> [THE PROBLEM] Every entry must appear in the answer exactly as written.

··· PROVIDED RECORDS ···

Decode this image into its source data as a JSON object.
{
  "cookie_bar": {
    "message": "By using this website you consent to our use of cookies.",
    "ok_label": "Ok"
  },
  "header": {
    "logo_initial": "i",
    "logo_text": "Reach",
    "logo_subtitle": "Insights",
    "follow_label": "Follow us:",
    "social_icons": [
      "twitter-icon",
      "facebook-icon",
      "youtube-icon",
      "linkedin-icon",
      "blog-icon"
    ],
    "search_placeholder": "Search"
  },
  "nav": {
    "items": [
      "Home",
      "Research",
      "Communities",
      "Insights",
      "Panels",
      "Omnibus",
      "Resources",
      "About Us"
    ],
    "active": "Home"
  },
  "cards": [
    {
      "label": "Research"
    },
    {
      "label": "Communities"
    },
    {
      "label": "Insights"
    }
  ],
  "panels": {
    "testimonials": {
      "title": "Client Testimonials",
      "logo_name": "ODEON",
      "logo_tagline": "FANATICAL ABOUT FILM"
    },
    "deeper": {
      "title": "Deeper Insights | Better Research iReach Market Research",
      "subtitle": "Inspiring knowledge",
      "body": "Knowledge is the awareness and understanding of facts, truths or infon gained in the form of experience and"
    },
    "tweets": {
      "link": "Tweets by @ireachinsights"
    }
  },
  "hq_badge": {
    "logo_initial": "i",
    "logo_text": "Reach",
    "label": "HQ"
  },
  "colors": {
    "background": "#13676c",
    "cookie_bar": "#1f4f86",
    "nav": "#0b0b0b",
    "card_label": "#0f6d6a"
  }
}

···

> [PROBLEM SOLUTION]
Decode this image into its source data as a JSON object.
{
  "cookie_bar": {
    "message": "By using this website you consent to our use of cookies.",
    "ok_label": "Ok"
  },
  "header": {
    "logo_initial": "i",
    "logo_text": "Reach",
    "logo_subtitle": "Insights",
    "follow_label": "Follow us:",
    "social_icons": [
      "twitter-icon",
      "facebook-icon",
      "youtube-icon",
      "linkedin-icon",
      "blog-icon"
    ],
    "search_placeholder": "Search"
  },
  "nav": {
    "items": [
      "Home",
      "Research",
      "Communities",
      "Insights",
      "Panels",
      "Omnibus",
      "Resources",
      "About Us"
    ],
    "active": "Home"
  },
  "cards": [
    {
      "label": "Research"
    },
    {
      "label": "Communities"
    },
    {
      "label": "Insights"
    }
  ],
  "panels": {
    "testimonials": {
      "title": "Client Testimonials",
      "logo_name": "ODEON",
      "logo_tagline": "FANATICAL ABOUT FILM"
    },
    "deeper": {
      "title": "Deeper Insights | Better Research iReach Market Research",
      "subtitle": "Inspiring knowledge",
      "body": "Knowledge is the awareness and understanding of facts, truths or infon gained in the form of experience and"
    },
    "tweets": {
      "link": "Tweets by @ireachinsights"
    }
  },
  "hq_badge": {
    "logo_initial": "i",
    "logo_text": "Reach",
    "label": "HQ"
  },
  "colors": {
    "background": "#13676c",
    "cookie_bar": "#1f4f86",
    "nav": "#0b0b0b",
    "card_label": "#0f6d6a"
  }
}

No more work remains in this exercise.